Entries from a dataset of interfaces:
--------------------
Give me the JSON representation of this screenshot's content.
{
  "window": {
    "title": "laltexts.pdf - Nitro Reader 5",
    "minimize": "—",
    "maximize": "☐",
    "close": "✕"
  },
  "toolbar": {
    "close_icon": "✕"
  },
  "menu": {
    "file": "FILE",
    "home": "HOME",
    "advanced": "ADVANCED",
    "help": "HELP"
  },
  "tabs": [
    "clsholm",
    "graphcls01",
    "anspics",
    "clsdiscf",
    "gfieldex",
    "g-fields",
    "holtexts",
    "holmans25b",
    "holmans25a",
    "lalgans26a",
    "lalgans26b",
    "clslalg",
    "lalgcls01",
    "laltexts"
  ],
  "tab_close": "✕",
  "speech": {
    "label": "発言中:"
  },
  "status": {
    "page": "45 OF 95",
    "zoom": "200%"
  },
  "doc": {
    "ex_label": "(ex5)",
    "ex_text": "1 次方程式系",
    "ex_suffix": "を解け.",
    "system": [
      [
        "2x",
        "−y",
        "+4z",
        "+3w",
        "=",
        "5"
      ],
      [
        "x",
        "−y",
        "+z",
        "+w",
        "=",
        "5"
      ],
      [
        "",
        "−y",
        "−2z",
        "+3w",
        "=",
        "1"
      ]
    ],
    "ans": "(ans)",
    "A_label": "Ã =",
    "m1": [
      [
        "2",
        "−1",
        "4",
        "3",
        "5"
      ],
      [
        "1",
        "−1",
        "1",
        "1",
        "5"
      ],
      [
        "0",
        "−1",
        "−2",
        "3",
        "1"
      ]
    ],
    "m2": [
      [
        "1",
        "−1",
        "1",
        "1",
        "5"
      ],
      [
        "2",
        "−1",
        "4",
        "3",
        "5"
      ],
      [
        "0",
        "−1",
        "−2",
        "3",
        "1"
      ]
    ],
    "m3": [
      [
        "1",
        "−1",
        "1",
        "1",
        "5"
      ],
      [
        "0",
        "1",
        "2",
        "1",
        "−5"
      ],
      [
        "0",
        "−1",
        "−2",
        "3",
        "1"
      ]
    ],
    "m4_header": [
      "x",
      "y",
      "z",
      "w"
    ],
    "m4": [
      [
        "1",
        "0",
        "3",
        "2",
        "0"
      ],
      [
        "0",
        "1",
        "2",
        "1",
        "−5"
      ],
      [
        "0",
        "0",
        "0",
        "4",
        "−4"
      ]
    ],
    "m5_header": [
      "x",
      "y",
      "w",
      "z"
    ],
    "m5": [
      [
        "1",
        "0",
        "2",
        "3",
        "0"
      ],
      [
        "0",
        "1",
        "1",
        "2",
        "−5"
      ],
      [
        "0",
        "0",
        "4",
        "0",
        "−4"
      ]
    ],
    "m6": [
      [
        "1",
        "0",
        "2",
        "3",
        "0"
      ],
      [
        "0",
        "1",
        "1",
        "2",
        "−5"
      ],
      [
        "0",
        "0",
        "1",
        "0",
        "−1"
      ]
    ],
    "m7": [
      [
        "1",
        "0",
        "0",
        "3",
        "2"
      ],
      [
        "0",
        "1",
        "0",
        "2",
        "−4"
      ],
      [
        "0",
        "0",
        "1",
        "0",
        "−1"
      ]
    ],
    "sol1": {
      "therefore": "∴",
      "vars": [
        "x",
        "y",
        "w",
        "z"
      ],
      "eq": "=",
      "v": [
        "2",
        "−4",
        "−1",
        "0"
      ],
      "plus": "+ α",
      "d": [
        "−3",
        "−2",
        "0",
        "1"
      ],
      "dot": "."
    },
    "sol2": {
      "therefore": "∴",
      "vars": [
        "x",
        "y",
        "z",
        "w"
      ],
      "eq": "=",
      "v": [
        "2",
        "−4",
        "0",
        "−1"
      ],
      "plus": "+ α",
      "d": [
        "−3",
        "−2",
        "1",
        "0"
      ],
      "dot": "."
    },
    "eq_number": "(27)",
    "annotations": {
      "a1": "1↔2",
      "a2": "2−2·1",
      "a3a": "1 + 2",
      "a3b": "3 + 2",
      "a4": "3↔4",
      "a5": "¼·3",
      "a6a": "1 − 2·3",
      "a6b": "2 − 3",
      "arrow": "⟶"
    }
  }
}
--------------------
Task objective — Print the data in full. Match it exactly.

Written answer —
Give me the JSON representation of this screenshot's content.
{
  "window": {
    "title": "laltexts.pdf - Nitro Reader 5",
    "minimize": "—",
    "maximize": "☐",
    "close": "✕"
  },
  "toolbar": {
    "close_icon": "✕"
  },
  "menu": {
    "file": "FILE",
    "home": "HOME",
    "advanced": "ADVANCED",
    "help": "HELP"
  },
  "tabs": [
    "clsholm",
    "graphcls01",
    "anspics",
    "clsdiscf",
    "gfieldex",
    "g-fields",
    "holtexts",
    "holmans25b",
    "holmans25a",
    "lalgans26a",
    "lalgans26b",
    "clslalg",
    "lalgcls01",
    "laltexts"
  ],
  "tab_close": "✕",
  "speech": {
    "label": "発言中:"
  },
  "status": {
    "page": "45 OF 95",
    "zoom": "200%"
  },
  "doc": {
    "ex_label": "(ex5)",
    "ex_text": "1 次方程式系",
    "ex_suffix": "を解け.",
    "system": [
      [
        "2x",
        "−y",
        "+4z",
        "+3w",
        "=",
        "5"
      ],
      [
        "x",
        "−y",
        "+z",
        "+w",
        "=",
        "5"
      ],
      [
        "",
        "−y",
        "−2z",
        "+3w",
        "=",
        "1"
      ]
    ],
    "ans": "(ans)",
    "A_label": "Ã =",
    "m1": [
      [
        "2",
        "−1",
        "4",
        "3",
        "5"
      ],
      [
        "1",
        "−1",
        "1",
        "1",
        "5"
      ],
      [
        "0",
        "−1",
        "−2",
        "3",
        "1"
      ]
    ],
    "m2": [
      [
        "1",
        "−1",
        "1",
        "1",
        "5"
      ],
      [
        "2",
        "−1",
        "4",
        "3",
        "5"
      ],
      [
        "0",
        "−1",
        "−2",
        "3",
        "1"
      ]
    ],
    "m3": [
      [
        "1",
        "−1",
        "1",
        "1",
        "5"
      ],
      [
        "0",
        "1",
        "2",
        "1",
        "−5"
      ],
      [
        "0",
        "−1",
        "−2",
        "3",
        "1"
      ]
    ],
    "m4_header": [
      "x",
      "y",
      "z",
      "w"
    ],
    "m4": [
      [
        "1",
        "0",
        "3",
        "2",
        "0"
      ],
      [
        "0",
        "1",
        "2",
        "1",
        "−5"
      ],
      [
        "0",
        "0",
        "0",
        "4",
        "−4"
      ]
    ],
    "m5_header": [
      "x",
      "y",
      "w",
      "z"
    ],
    "m5": [
      [
        "1",
        "0",
        "2",
        "3",
        "0"
      ],
      [
        "0",
        "1",
        "1",
        "2",
        "−5"
      ],
      [
        "0",
        "0",
        "4",
        "0",
        "−4"
      ]
    ],
    "m6": [
      [
        "1",
        "0",
        "2",
        "3",
        "0"
      ],
      [
        "0",
        "1",
        "1",
        "2",
        "−5"
      ],
      [
        "0",
        "0",
        "1",
        "0",
        "−1"
      ]
    ],
    "m7": [
      [
        "1",
        "0",
        "0",
        "3",
        "2"
      ],
      [
        "0",
        "1",
        "0",
        "2",
        "−4"
      ],
      [
        "0",
        "0",
        "1",
        "0",
        "−1"
      ]
    ],
    "sol1": {
      "therefore": "∴",
      "vars": [
        "x",
        "y",
        "w",
        "z"
      ],
      "eq": "=",
      "v": [
        "2",
        "−4",
        "−1",
        "0"
      ],
      "plus": "+ α",
      "d": [
        "−3",
        "−2",
        "0",
        "1"
      ],
      "dot": "."
    },
    "sol2": {
      "therefore": "∴",
      "vars": [
        "x",
        "y",
        "z",
        "w"
      ],
      "eq": "=",
      "v": [
        "2",
        "−4",
        "0",
        "−1"
      ],
      "plus": "+ α",
      "d": [
        "−3",
        "−2",
        "1",
        "0"
      ],
      "dot": "."
    },
    "eq_number": "(27)",
    "annotations": {
      "a1": "1↔2",
      "a2": "2−2·1",
      "a3a": "1 + 2",
      "a3b": "3 + 2",
      "a4": "3↔4",
      "a5": "¼·3",
      "a6a": "1 − 2·3",
      "a6b": "2 − 3",
      "arrow": "⟶"
    }
  }
}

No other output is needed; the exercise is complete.